Since that time, MOTO, Inc. has continued to grow, not only through an expansion of the client base, but through the acquisition of several smaller employmentrelated businesses. MOTO, Inc. is a much different business than it was four years ago. Along with expanding to offer more diversified human resource management services, the firm's support staff has also expanded. Susan and Nancy are particularly proud of the IS department they have built up over the years.
Using strong ties with a local university, an attractive compensation package, and a good working environment, the IS department is well staffed with competent, innovative people, plus a steady stream of college interns keeps the department fresh and lively. One of the IS teams pioneered the use of the Internet to offer MOTO's services to a whole new market segment, an experiment that has proven very successful.
It seems clear that a major change is needed in the client management software, and Susan has already begun to plan financially to undertake such a project.
This software is a central part of MOTO's operations, and Susan wants to be sure that a quality system is obtained this time. She knows that the vendor of their current system has made some revisions and additions to its product line. There are also a number of other software vendors who offer products that may be suitable.
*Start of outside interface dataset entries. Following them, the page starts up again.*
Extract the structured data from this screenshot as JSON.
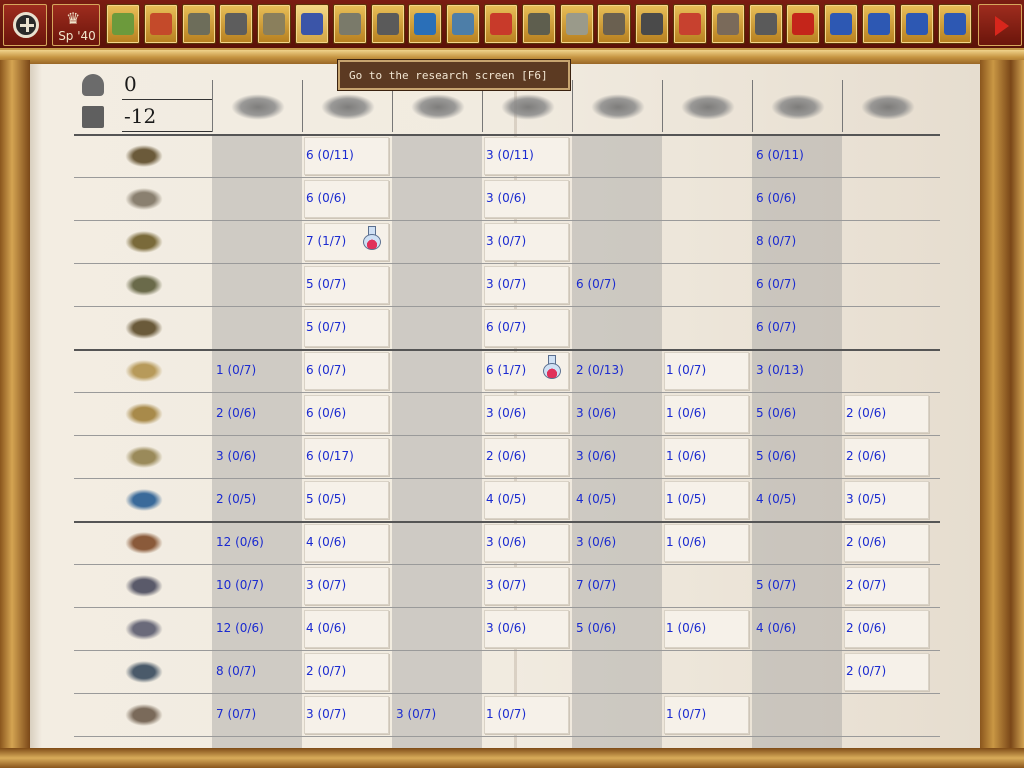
{
  "toolbar": {
    "season_label": "Sp '40",
    "buttons": [
      "map",
      "settings-fire",
      "helmet",
      "truck",
      "buildings",
      "research",
      "factory",
      "tools",
      "globe",
      "diplomacy",
      "flag",
      "tank",
      "bunker",
      "soldiers",
      "rail",
      "pie-chart",
      "grid-add",
      "grid",
      "rewind",
      "document",
      "document-edit",
      "save",
      "exit",
      "next"
    ],
    "active_button": "research"
  },
  "tooltip": {
    "text": "Go to the research screen [F6]"
  },
  "stats": {
    "supply": "0",
    "industry": "-12"
  },
  "columns": [
    "movement",
    "maneuver",
    "transport",
    "soft-attack",
    "naval-attack",
    "hard-attack",
    "armor-attack",
    "air-attack"
  ],
  "rows": [
    {
      "unit": "infantry",
      "cells": [
        "",
        "6 (0/11)",
        "",
        "3 (0/11)",
        "",
        "",
        "6 (0/11)",
        ""
      ]
    },
    {
      "unit": "paratrooper",
      "cells": [
        "",
        "6 (0/6)",
        "",
        "3 (0/6)",
        "",
        "",
        "6 (0/6)",
        ""
      ]
    },
    {
      "unit": "tank",
      "cells": [
        "",
        "7 (1/7)",
        "",
        "3 (0/7)",
        "",
        "",
        "8 (0/7)",
        ""
      ]
    },
    {
      "unit": "artillery",
      "cells": [
        "",
        "5 (0/7)",
        "",
        "3 (0/7)",
        "6 (0/7)",
        "",
        "6 (0/7)",
        ""
      ]
    },
    {
      "unit": "anti-aircraft",
      "cells": [
        "",
        "5 (0/7)",
        "",
        "6 (0/7)",
        "",
        "",
        "6 (0/7)",
        ""
      ]
    },
    {
      "unit": "fighter",
      "cells": [
        "1 (0/7)",
        "6 (0/7)",
        "",
        "6 (1/7)",
        "2 (0/13)",
        "1 (0/7)",
        "3 (0/13)",
        ""
      ]
    },
    {
      "unit": "dive-bomber",
      "cells": [
        "2 (0/6)",
        "6 (0/6)",
        "",
        "3 (0/6)",
        "3 (0/6)",
        "1 (0/6)",
        "5 (0/6)",
        "2 (0/6)"
      ]
    },
    {
      "unit": "bomber",
      "cells": [
        "3 (0/6)",
        "6 (0/17)",
        "",
        "2 (0/6)",
        "3 (0/6)",
        "1 (0/6)",
        "5 (0/6)",
        "2 (0/6)"
      ]
    },
    {
      "unit": "heavy-bomber",
      "cells": [
        "2 (0/5)",
        "5 (0/5)",
        "",
        "4 (0/5)",
        "4 (0/5)",
        "1 (0/5)",
        "4 (0/5)",
        "3 (0/5)"
      ]
    },
    {
      "unit": "carrier",
      "cells": [
        "12 (0/6)",
        "4 (0/6)",
        "",
        "3 (0/6)",
        "3 (0/6)",
        "1 (0/6)",
        "",
        "2 (0/6)"
      ]
    },
    {
      "unit": "battleship",
      "cells": [
        "10 (0/7)",
        "3 (0/7)",
        "",
        "3 (0/7)",
        "7 (0/7)",
        "",
        "5 (0/7)",
        "2 (0/7)"
      ]
    },
    {
      "unit": "cruiser",
      "cells": [
        "12 (0/6)",
        "4 (0/6)",
        "",
        "3 (0/6)",
        "5 (0/6)",
        "1 (0/6)",
        "4 (0/6)",
        "2 (0/6)"
      ]
    },
    {
      "unit": "submarine",
      "cells": [
        "8 (0/7)",
        "2 (0/7)",
        "",
        "",
        "",
        "",
        "",
        "2 (0/7)"
      ]
    },
    {
      "unit": "transport-ship",
      "cells": [
        "7 (0/7)",
        "3 (0/7)",
        "3 (0/7)",
        "1 (0/7)",
        "",
        "1 (0/7)",
        "",
        ""
      ]
    }
  ],
  "research_flasks": [
    {
      "row": 2,
      "col": 1
    },
    {
      "row": 5,
      "col": 3
    }
  ]
}
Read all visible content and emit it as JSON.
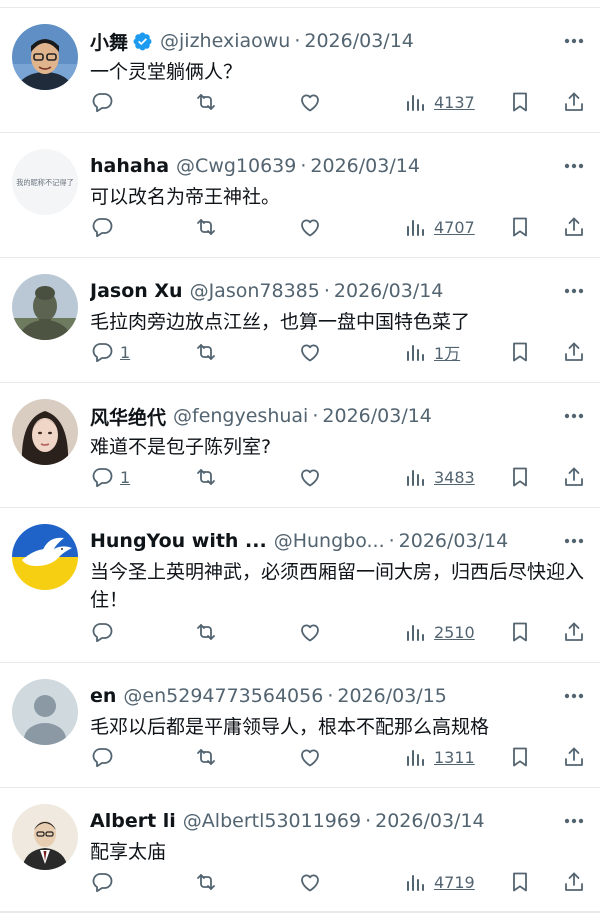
{
  "colors": {
    "text": "#0f1419",
    "secondary": "#536471",
    "divider": "#e7e9ea",
    "verified": "#1d9bf0"
  },
  "replies": [
    {
      "name": "小舞",
      "verified": true,
      "handle": "@jizhexiaowu",
      "date": "2026/03/14",
      "text": "一个灵堂躺俩人？",
      "replies_count": "",
      "views": "4137",
      "avatar_icon": "man-glasses-photo-avatar"
    },
    {
      "name": "hahaha",
      "verified": false,
      "handle": "@Cwg10639",
      "date": "2026/03/14",
      "text": "可以改名为帝王神社。",
      "replies_count": "",
      "views": "4707",
      "avatar_icon": "text-avatar",
      "avatar_text": "我的昵称不记得了"
    },
    {
      "name": "Jason Xu",
      "verified": false,
      "handle": "@Jason78385",
      "date": "2026/03/14",
      "text": "毛拉肉旁边放点江丝，也算一盘中国特色菜了",
      "replies_count": "1",
      "views": "1万",
      "avatar_icon": "buddha-statue-avatar"
    },
    {
      "name": "风华绝代",
      "verified": false,
      "handle": "@fengyeshuai",
      "date": "2026/03/14",
      "text": "难道不是包子陈列室?",
      "replies_count": "1",
      "views": "3483",
      "avatar_icon": "woman-photo-avatar"
    },
    {
      "name": "HungYou with ...",
      "verified": false,
      "handle": "@Hungbo...",
      "date": "2026/03/14",
      "text": "当今圣上英明神武，必须西厢留一间大房，归西后尽快迎入住！",
      "replies_count": "",
      "views": "2510",
      "avatar_icon": "dove-ukraine-flag-avatar"
    },
    {
      "name": "en",
      "verified": false,
      "handle": "@en5294773564056",
      "date": "2026/03/15",
      "text": "毛邓以后都是平庸领导人，根本不配那么高规格",
      "replies_count": "",
      "views": "1311",
      "avatar_icon": "default-profile-avatar"
    },
    {
      "name": "Albert li",
      "verified": false,
      "handle": "@Albertl53011969",
      "date": "2026/03/14",
      "text": "配享太庙",
      "replies_count": "",
      "views": "4719",
      "avatar_icon": "suited-man-sketch-avatar"
    }
  ],
  "separator": "·"
}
Some of these vendors did not exist when the purchase was made four years ago. Susan is also considering Nancy's suggestion that the IS department develop a custom software application.
a. Outline the issues that Susan should consider which would support the development of a custom software application in-house.
b. Outline the issues that Susan should consider which would support the purchase of a software package.
c. Within the context of a systems development project, when should the decision of "make versus buy" be made? How should Susan proceed? Explain your answer.